6. This poem might suggest that art can reflect the local or daily life of common people. It might also suggest that although the canvas itself is smooth, after the artist finished his work, the painting gives a rhythmical feeling. The viewers can even feel the strong movement of the dancers from the painting. 
MUSEE DES BEAUX ARTS, by W.H. Auden 
1 Lines 5-8 refer to the painting, *The Census.* Line 9-13 refer to *The Massacre of the Innocents.* The remaining lines refer to *Landscape with the Fall of Icarus.* The first four lines are related to the 3 paintings because: 
1)The speaker of this poem viewed the artists who painted the 3 paintings as *the old masters.* And he wrote that they were never wrong about sufferings. 
2) All the 3 paintings express the idea of suffering, either the fall of Icarus or the massacre. 
3) The 3 and 4 lines convey the idea of human unconcern and indifference about others* suffering. The 3 paintings also convery the same idea. For example, the plowman continued plowing, didn*t care at all about the splashing sound Icarus made, when he fell into the water. 
2. Icarus was the son of Daedalus, a great architect who built the Labyrinth. Because Minos, the King of Crete, was angry that Daedalus helped Theseus to get out of Labyrinth, when Theseus went to kill the Minotaur, Minos decided to imprison Daedalus. In order to escape, Daedalus made two pairs of wings out of wax and feathers; on for him, and one for Icarus. As Icarus and Daedalus flied away, Icarus forgot his father*s warning and flied too close to the sun. The wax on his wings melted, and Icarus fell into the sea. 
3. The rhymes of line 5 end with the *ing* sound, and correspond to the meaning of this poem. The *-ing* form suggests that people just continue *doing* what they are doing, while others suffer at the same time. 
4. There is a certain pattern in this poem. From line 1 to 4, the lines get longer. But the lines get shorter, in the case of line 5 to 8, line 9-13, and line 14-21. I think the poet arranged this pattern because he wanted to show that from the artist*s point of view, the sufferings had little influence to other people. So the lines which describe the 3 paintings get shorter, while the first 4 lines get longer. 

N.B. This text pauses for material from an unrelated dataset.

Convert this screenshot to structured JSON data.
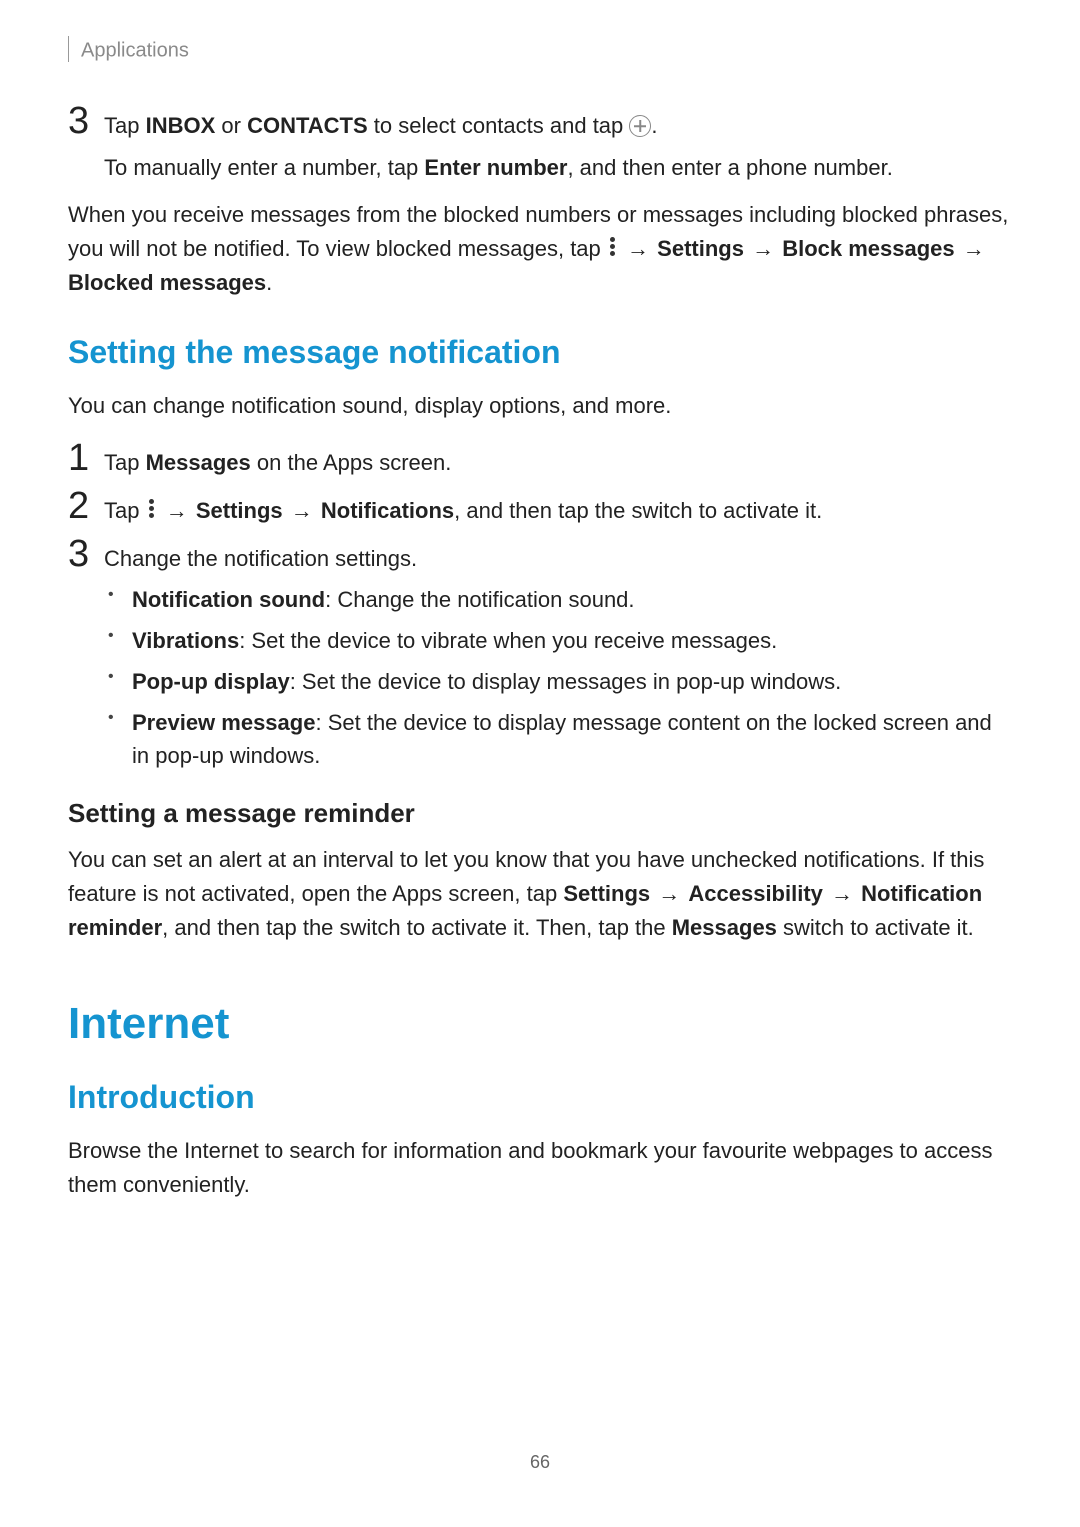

5. The poem and paintings here suggest that artists and poets can select details from the nature. For example, Pieter Breughel could choose to do a *close-up* of the fall of Icarus, but he simply painted Icarus*s legs above the sea. Instead, the plowman in the front became the main character. this is Breughel*s way of showing suffering and human unconcern. The nature itself cannot be changed, so the artists change and select the things they want to use in their works. So do the poets.